If you can make it past the stairs of the Walker Art Center without getting a traumatic flashback to Winter Ball, you’ll find “The Body Electric,” a refreshing new exhibit focused on the human relationship with digital technology. In Macalester’s spirit of internationalism, the curators brought together a multitude of intergenerational artists from around the world to comment on one concept: identity in a virtual age. Each work combines different forms of media in incredibly creative ways, forming a shocking experience that raises a plethora of questions.
As the viewer moves from room to room, the exhibit calls on them to question how class, gender and race function within the digital world we now live in. The pieces themselves are abstract and may be difficult to fully understand, but I found the thematic introductions in each room and accompanying descriptions of the art helpful. Curators Pavel Pyś and Jadine Collingwood introduce the exhibit by writing, “In the first decades of the 21st century, we constantly shift between the physical world and digital realms that are accessed through technology. As a result, seemingly once-stable divisions—between the real and the virtual, the body and the machine—are being eroded.” The artists explore mediums such as life-like avatars, cryptic videos on an old school TV and repurposed snapshots of social media posts. One is a computerized projection of a rabbit that “challenges our perception of the virtual and the real.”
The third room, completely dark, is dedicated to one of the most avant-garde pieces of art I have ever encountered: Trisha Baga’s “Mollusca & The Pelvic Floor.” Using 2-D and 3-D video, Baga created a fully immersive projection supplemented with objects and sound.
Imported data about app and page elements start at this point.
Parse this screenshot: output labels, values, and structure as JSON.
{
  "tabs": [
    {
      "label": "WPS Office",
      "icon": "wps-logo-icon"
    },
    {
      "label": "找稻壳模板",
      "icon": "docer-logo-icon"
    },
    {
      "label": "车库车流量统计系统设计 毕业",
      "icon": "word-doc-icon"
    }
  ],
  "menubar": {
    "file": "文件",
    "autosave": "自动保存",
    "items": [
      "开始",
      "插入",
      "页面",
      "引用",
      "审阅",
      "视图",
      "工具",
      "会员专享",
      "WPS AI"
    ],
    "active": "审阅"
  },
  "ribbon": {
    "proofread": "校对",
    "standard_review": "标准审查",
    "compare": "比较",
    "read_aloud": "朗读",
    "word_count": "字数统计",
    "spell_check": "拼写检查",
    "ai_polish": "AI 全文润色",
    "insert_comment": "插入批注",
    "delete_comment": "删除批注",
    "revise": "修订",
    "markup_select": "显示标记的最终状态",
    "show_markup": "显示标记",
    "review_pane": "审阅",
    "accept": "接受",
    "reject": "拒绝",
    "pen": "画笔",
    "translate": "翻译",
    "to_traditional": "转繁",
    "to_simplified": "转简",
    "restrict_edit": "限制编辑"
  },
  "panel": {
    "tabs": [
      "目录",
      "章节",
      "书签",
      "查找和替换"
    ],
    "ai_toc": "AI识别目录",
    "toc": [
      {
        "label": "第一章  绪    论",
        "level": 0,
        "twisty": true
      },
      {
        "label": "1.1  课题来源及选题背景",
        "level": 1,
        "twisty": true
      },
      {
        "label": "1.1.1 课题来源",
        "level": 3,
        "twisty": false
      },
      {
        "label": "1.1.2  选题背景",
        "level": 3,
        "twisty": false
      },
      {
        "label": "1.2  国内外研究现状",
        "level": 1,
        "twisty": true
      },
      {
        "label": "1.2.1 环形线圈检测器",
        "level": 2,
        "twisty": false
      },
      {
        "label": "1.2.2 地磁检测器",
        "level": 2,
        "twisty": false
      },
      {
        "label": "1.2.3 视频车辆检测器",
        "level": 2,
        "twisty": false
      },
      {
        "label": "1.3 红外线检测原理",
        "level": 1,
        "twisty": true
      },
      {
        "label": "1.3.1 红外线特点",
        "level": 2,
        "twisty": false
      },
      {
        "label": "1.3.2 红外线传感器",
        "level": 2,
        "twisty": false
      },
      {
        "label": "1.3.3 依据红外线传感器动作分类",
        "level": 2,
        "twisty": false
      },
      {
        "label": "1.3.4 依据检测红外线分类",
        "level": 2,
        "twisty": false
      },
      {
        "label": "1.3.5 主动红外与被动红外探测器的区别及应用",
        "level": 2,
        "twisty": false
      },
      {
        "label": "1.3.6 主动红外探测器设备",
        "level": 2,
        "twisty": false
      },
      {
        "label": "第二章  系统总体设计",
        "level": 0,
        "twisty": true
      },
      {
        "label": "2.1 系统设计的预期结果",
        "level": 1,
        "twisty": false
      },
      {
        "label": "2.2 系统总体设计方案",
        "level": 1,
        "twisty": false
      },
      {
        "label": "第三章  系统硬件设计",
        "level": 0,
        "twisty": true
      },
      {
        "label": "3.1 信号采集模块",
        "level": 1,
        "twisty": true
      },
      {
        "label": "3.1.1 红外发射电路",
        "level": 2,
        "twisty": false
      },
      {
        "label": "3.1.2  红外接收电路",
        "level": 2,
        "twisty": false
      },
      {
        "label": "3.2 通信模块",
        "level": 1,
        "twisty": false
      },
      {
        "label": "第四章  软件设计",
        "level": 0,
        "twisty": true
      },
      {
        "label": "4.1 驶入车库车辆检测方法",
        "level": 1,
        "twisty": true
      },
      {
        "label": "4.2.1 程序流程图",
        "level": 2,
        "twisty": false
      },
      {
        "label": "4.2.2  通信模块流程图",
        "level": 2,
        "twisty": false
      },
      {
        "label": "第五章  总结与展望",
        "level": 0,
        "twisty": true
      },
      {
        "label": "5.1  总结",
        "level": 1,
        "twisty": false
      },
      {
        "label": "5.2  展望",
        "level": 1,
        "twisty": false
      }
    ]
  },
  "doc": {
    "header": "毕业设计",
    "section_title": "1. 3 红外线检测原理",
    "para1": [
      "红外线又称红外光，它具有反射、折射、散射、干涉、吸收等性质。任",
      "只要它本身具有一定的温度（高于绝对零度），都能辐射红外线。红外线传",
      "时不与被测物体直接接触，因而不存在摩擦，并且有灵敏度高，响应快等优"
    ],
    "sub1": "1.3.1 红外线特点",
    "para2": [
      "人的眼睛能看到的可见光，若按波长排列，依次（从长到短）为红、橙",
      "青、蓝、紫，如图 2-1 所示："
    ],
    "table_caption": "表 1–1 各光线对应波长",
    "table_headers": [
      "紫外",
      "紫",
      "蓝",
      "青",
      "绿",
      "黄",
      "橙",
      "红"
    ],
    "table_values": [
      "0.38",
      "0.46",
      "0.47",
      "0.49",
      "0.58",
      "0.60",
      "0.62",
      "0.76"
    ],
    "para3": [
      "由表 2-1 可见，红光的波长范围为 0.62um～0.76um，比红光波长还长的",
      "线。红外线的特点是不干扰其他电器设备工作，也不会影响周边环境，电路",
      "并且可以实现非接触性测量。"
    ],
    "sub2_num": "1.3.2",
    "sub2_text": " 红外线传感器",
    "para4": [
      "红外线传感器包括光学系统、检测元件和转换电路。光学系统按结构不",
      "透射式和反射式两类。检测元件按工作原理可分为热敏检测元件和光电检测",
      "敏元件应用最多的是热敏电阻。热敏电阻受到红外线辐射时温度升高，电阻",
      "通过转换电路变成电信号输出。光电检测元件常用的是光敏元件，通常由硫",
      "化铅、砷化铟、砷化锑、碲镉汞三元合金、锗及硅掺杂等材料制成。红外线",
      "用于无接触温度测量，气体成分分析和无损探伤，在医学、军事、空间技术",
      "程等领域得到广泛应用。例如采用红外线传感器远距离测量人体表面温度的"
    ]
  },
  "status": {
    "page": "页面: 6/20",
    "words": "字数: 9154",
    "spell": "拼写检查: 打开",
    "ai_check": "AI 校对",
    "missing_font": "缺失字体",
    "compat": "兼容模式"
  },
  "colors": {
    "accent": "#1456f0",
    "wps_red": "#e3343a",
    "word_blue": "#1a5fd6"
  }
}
Inspiration for the piece comes from “Baga’s increasingly intimate relationship with her Amazon virtual assistant Alexa, which she renamed Mollusca. Drawing on popular science fiction books and films, Baga narrates a blurry metamorphosis and cyborg-like intermingling between herself and the technology,” according to the piece’s description. Manipulating and embellishing images out of her life — her studio, Sicilian caves and inside her computer, to name a few — Baga has constructed a film that “narrates a blurry metamorphosis and cyborg-like intermingling between herself and the technology.”
Stepping out of the darkness and into the next room, you’ll run into a new theme: sexuality. Sandro Botticelli’s iconic painting “The Birth of Venus” (1486) is projected onto a blank wall. Although the image of Venus is unchanged, the medium in which she is presented changes the way the viewer perceives her femininity. The artist, Ulrike Rosenbach, comments that “the meaning of the picture has changed… it has become a cliché for the erotic adaptation of women to the sexual needs of a male world.” The piece fits perfectly into current discussions happening on our campus and within society, commenting on gender though an artistic medium.
“The Body Electric” is thought-provoking and definitely worth seeing for yourself. The experience will make you question not only how social media is a projection of self, but how technology is taking on a shared identity with us. Even though the entire exhibit takes up only a few rooms, I ended up accidentally spending several hours there just trying to figure it out. Admittance to the Walker is $10 for students and free on Thursday nights. “The Body Electric” will be on display through July 20. It’s time to make some memories at the Walker that you’ll actually remember.